New diagnoses for two types of skin cancer increased in recent years, according to a Mayo Clinic-led team of researchers.
Their paper, published today in Mayo Clinic Proceedings, uses medical records from the Rochester Epidemiology Project to compare diagnoses of basal cell carcinoma and squamous cell carcinoma ─ both nonmelanoma skin cancers ─ between 2000 and 2010 to diagnoses in prior years.
The Rochester Epidemiology project is a medical records linkage system and research collaborative in Minnesota and Wisconsin.
Age, sex lead to different diagnoses
The researchers report that, between 2000 and 2010, squamous cell carcinoma (also called cutaneous squamous cell carcinoma) diagnoses increased 263 percent, and basal cell carcinomas increased 145 percent.
They compared the 2000-2010 period to two other segments of time: 1976-1984 and 1985-1992.
Women 30-49 experienced the greatest increase in basal cell carcinoma diagnoses; whereas, women 40-59 and 70-79 experienced the greatest increase in squamous cell carcinomas.
Men had an increase in squamous cell carcinomas between the first and second time period studied (1976-1984 and 1985-1992), but experienced a slight decline in the 2000-2010 period.
However, for basal cell carcinomas, men over 29 showed similar increases in diagnoses in the 2000-2010 period than the two earlier periods.

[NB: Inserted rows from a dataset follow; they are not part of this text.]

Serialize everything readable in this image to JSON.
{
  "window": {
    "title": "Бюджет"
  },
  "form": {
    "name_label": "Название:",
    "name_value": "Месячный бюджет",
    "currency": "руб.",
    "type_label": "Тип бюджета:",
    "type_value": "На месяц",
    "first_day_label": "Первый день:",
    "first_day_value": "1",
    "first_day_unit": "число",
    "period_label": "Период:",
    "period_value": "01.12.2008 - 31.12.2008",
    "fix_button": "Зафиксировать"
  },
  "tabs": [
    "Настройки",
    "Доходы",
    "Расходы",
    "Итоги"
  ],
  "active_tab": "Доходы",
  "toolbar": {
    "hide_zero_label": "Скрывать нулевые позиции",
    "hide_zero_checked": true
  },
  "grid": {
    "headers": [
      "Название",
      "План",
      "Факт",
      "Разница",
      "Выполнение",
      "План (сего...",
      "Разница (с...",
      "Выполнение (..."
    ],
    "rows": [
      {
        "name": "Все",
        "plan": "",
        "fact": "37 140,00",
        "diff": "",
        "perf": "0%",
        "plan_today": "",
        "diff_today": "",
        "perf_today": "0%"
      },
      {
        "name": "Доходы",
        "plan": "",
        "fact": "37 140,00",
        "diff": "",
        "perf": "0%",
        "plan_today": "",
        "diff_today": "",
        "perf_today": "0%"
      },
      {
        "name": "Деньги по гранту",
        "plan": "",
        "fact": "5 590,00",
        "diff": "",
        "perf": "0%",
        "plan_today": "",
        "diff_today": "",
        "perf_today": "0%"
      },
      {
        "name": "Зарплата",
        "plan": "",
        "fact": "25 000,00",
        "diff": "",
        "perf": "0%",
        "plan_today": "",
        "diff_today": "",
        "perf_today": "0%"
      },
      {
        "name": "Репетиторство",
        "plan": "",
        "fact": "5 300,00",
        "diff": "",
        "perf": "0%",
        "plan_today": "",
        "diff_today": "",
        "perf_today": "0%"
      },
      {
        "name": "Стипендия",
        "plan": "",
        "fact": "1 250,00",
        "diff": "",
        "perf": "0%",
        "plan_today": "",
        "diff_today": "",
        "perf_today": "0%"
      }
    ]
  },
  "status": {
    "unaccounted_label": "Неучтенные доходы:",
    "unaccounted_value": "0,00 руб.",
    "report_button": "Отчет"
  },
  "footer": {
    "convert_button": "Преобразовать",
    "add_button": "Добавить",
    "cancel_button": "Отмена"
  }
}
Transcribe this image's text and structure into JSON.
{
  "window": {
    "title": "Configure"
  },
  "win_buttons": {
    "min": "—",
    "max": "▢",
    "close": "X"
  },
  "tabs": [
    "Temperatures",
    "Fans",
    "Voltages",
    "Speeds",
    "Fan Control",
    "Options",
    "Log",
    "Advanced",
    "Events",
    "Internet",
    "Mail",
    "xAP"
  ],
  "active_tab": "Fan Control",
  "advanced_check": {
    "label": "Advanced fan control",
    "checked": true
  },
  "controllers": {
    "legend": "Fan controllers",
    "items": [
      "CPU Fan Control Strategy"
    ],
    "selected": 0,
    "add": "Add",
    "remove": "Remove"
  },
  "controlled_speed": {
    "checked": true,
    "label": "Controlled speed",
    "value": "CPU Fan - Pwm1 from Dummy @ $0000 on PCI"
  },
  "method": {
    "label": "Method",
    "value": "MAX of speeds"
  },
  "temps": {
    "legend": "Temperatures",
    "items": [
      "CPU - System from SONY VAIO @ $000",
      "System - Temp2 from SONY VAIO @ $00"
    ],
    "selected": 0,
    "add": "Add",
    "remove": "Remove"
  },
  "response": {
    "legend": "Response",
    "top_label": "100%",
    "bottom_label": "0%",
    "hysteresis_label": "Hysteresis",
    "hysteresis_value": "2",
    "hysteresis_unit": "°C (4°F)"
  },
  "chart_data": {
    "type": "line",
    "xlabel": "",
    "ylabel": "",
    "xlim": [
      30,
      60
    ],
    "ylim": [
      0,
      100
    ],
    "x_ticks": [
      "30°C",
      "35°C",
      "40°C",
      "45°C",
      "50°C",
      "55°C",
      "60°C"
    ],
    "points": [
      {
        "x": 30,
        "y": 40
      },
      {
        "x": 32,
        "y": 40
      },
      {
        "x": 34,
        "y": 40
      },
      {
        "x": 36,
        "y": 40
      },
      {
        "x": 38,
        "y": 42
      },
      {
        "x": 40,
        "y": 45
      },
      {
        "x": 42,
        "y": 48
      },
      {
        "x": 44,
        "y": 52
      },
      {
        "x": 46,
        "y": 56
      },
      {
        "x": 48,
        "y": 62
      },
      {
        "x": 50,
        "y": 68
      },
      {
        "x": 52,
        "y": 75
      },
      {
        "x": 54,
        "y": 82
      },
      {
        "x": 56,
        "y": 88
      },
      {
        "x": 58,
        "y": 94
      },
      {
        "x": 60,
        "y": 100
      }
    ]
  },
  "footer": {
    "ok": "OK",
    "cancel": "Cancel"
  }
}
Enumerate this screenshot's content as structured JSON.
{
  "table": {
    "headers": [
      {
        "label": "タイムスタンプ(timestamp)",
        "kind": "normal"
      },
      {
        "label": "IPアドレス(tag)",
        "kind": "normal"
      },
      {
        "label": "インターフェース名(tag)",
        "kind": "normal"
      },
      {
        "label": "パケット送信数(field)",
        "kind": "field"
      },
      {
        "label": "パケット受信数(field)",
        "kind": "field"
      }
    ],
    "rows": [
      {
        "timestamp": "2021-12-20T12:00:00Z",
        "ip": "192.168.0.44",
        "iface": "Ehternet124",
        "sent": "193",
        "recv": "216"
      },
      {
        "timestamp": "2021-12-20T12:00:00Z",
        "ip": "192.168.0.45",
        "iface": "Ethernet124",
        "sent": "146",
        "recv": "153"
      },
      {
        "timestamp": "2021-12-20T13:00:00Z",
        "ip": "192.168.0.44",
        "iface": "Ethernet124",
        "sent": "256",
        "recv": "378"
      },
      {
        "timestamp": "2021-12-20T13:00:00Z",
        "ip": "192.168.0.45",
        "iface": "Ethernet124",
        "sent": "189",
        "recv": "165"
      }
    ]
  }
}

Tanning: Beautifying or death-defying?
“We know that the sun and some artificial sunlight sources give off skin-damaging ultraviolet, or UV, rays,” says Christian Baum, M.D., a Mayo Clinic dermatologist and the study’s senior author.
“This skin damage accumulates over time and can often lead to skin cancer.”
“Despite the fact that sunscreens and cautionary information have been widely available for more than 50 years, we saw the emergence of tanning beds in the 1980s, and tanning – indoors or out – was a common activity for many years.”
Although Dr. Baum notes that tanning has slowed, tanning beds still exist, and beaches will never be empty. But what people should remember is that the damage accumulates, he says, and “eventually those blistering sunburns of your youth and hot, reddened skin, and peeling shoulders of your adulthood can add up to one or more skin cancers.”
The authors also reported that shifts in exposure to UV light may be the reason for a location shift in where the cancer tumors are found.
In the earlier time periods, both basal cell and squamous cell carcinomas were diagnosed more often on the head and neck.
But, in the most recent time period, the records showed that basal cell tumors on the torso increased, as did squamous cell carcinomas on the arms and legs.
Dr. Baum says that the risk of cancer should provide the ultimate argument for using sunscreen – every day, year-round on all exposed skin.
“Use sunscreen,” says Dr. Baum. “This includes on your left arm for those who do a lot of driving. UV rays can penetrate car windows and exposed skin ─ even when the sun isn’t shining.”
“UV rays bounce around under the clouds, off the snow, buildings, and more, causing damage ─ even on gray days.”
More on the data
Using the Rochester Epidemiology Project medical records linkage system, the research team was able to identify nearly all of the Olmsted County, Minnesota, adult residents who received an initial diagnosis of the most common nonmelanoma skin cancers — basal or squamous cell carcinoma (or both), during the 2000-2010 period and the comparison years.
“There is no tumor registry for these types of cancer,” says Dr. Baum, “So it is difficult to have accurate estimates of the national or worldwide impact of these cancers.”
“However, because the Rochester Epidemiology Project contains health care information for virtually all residents of Olmsted County since 1966, it provides a good proxy for information on many global population health concerns.”